Temporary files whose lifetime doesn't exceed that of the program that creates them, and in particular aren't supposed to survive a reboot, go into
/tmp. Or rather, the convention is to use the directory indicated by the environment variable
TMPDIR, and fall back to
/tmp if it isn't set.
You can execute files in
/tmp. While a system administrator could mount it without executable permissions, this would be a hardening configuration for a system that only runs specific applications: it is to be expected that preventing execution under
/tmp would break some applications, and it typically wouldn't improve security anyway.
Keep in mind that this directory is often shared between users, so you need to be careful when creating files there not to accidentally start using an existing file owned by another user. Use the

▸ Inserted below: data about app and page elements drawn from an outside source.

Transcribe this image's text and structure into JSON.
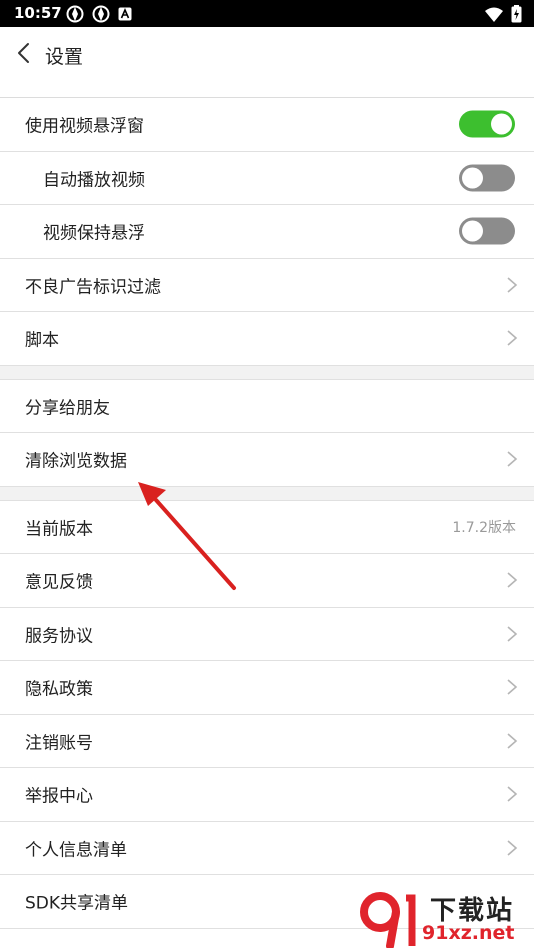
{
  "status_bar": {
    "time": "10:57",
    "icons_left": [
      "app-notification-icon",
      "app-notification-icon",
      "a-icon"
    ],
    "icons_right": [
      "wifi-icon",
      "battery-icon"
    ]
  },
  "header": {
    "title": "设置"
  },
  "colors": {
    "toggle_on": "#3dbf2f",
    "toggle_off": "#8c8c8c",
    "annotation_arrow": "#d9211f"
  },
  "settings": {
    "floating_video": {
      "label": "使用视频悬浮窗",
      "enabled": true
    },
    "autoplay_video": {
      "label": "自动播放视频",
      "enabled": false
    },
    "keep_floating": {
      "label": "视频保持悬浮",
      "enabled": false
    },
    "ad_filter": {
      "label": "不良广告标识过滤"
    },
    "script": {
      "label": "脚本"
    },
    "share": {
      "label": "分享给朋友"
    },
    "clear_data": {
      "label": "清除浏览数据"
    },
    "version": {
      "label": "当前版本",
      "value": "1.7.2版本"
    },
    "feedback": {
      "label": "意见反馈"
    },
    "service_agreement": {
      "label": "服务协议"
    },
    "privacy_policy": {
      "label": "隐私政策"
    },
    "cancel_account": {
      "label": "注销账号"
    },
    "report_center": {
      "label": "举报中心"
    },
    "personal_info_list": {
      "label": "个人信息清单"
    },
    "sdk_share_list": {
      "label": "SDK共享清单"
    }
  },
  "watermark": {
    "text": "下载站",
    "url": "91xz.net"
  }
}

mktemp utility or the
mkstemp function, or better, create a private temporary directory with
mkdtemp and work in that directory.

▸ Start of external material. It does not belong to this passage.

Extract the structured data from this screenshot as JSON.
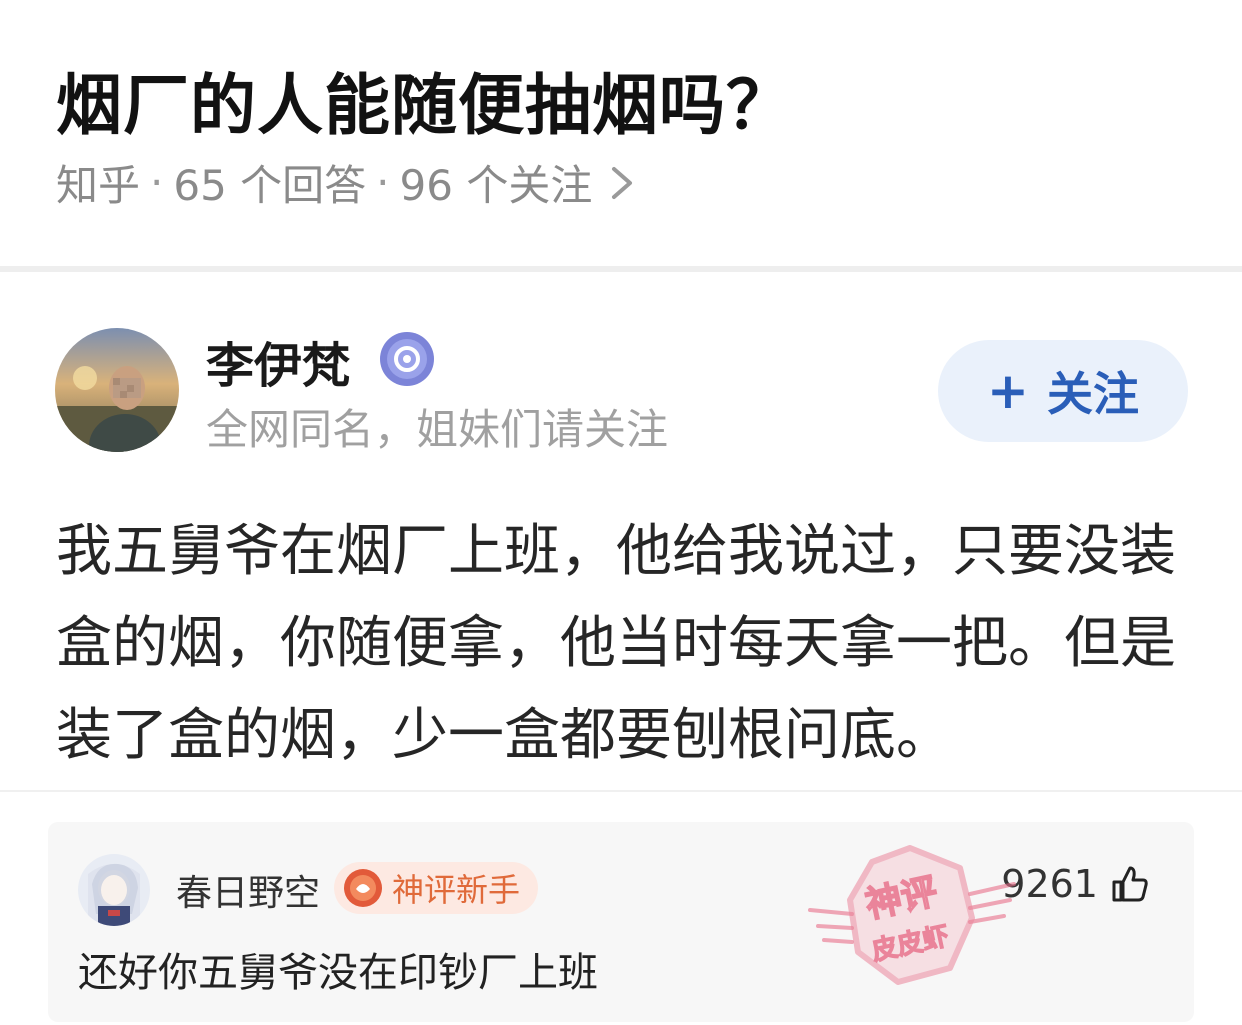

/var/run are not appropriate because you may not have the permission to create files there (in fact, you will not have the permission to create files there unless granted by the system administrator). They're for system use, not for applications.